To begin, the team collected more than 350 pieces of art published in a magazine called Teen Ink, which has showcased teen art, photography and writing since 1989. Half of the pieces ran in the early '90s. The other half ran more recently. Two trained visual artists rated each piece of art using a series of codes that assessed composition, background, stylistic approach and other details.
Compared to artwork produced two decades ago, the researchers reported, recent teen works were more likely to fill the whole canvas and include more stylized cropping. Figures tended to be placed off-center, and works more often incorporated collage, found objects and digital manipulation. All of those details suggested a rise in creativity, Davis said, likely as a result of exposure through the Internet to a more diverse array of art that could inspire students. Today, there are also many more options for using computers to produce art.
Creative writing showed the opposite trend. When the researchers coded and compared 25 recent stories with 25 older ones that were published in an annual literary magazine by a creative arts school in New Orleans, they found that the older stories were more experimental.
One story from the early '90s, for example, included a character who visited a psychologist, and the psychiatrist was a crab. At the end of the story, the protagonist grabbed the crab with a pair of tongs and threw it in his suitcase, saying, "Tonight I dine on boiled crab!"
More recent stories tended to be grounded in reality with scenes of uneventful Thanksgiving dinners and accidental shootings. Recent stories were also more likely to progress chronologically instead of jumping around in time.
Teachers are not to blame for the pressure to prioritize standards over creative thinking, Plucker said. Instead, it's a system-wide issue that will need to shift towards giving students freedom to explore ideas before we'll see a rebound in creativity.
Whether creativity is genetically determined or learned, he added, evidence suggests that just about all of us are underusing our imagination skills.
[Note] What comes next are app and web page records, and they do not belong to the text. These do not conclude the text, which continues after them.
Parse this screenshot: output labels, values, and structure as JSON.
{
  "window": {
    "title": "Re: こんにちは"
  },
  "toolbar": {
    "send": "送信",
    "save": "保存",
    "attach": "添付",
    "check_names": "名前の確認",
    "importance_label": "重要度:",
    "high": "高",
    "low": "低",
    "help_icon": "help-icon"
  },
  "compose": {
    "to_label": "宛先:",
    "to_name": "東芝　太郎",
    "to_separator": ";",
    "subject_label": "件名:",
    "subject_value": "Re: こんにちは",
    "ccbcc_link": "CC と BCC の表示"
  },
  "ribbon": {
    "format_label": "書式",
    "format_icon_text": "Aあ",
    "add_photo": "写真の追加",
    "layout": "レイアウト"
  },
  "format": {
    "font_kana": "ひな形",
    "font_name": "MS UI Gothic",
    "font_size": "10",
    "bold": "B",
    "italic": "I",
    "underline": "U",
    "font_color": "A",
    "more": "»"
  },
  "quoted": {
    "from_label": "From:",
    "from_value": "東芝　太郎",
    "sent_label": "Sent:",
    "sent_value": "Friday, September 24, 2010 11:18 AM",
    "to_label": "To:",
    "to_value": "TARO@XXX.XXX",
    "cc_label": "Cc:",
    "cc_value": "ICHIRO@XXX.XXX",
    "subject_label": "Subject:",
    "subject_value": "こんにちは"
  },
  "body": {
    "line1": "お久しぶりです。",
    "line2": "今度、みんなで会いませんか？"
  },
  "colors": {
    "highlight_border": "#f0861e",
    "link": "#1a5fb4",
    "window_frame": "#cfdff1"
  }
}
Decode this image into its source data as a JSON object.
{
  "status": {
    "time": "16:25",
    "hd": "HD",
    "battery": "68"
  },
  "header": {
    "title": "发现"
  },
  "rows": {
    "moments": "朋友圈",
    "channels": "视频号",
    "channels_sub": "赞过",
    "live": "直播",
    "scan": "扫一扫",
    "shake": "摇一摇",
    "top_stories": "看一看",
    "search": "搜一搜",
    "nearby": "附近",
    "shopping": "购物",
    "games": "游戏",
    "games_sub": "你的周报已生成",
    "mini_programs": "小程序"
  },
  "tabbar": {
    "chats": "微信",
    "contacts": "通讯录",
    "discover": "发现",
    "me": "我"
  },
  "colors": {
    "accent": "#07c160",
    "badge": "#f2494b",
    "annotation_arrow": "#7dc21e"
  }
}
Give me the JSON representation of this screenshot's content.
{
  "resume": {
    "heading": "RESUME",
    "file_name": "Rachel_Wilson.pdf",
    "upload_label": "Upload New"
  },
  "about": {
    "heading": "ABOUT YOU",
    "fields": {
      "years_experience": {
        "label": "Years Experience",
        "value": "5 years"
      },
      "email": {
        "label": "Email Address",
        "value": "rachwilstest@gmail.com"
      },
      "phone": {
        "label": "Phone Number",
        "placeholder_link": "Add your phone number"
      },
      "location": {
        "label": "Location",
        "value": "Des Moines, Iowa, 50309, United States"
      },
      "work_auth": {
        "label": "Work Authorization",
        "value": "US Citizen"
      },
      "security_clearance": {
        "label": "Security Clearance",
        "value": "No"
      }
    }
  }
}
"Take any state accountability system, take No Child Left Behind, and show me any creativity or problem-solving indicators," Plucker said. 'They're not there. That tells you all you need to know."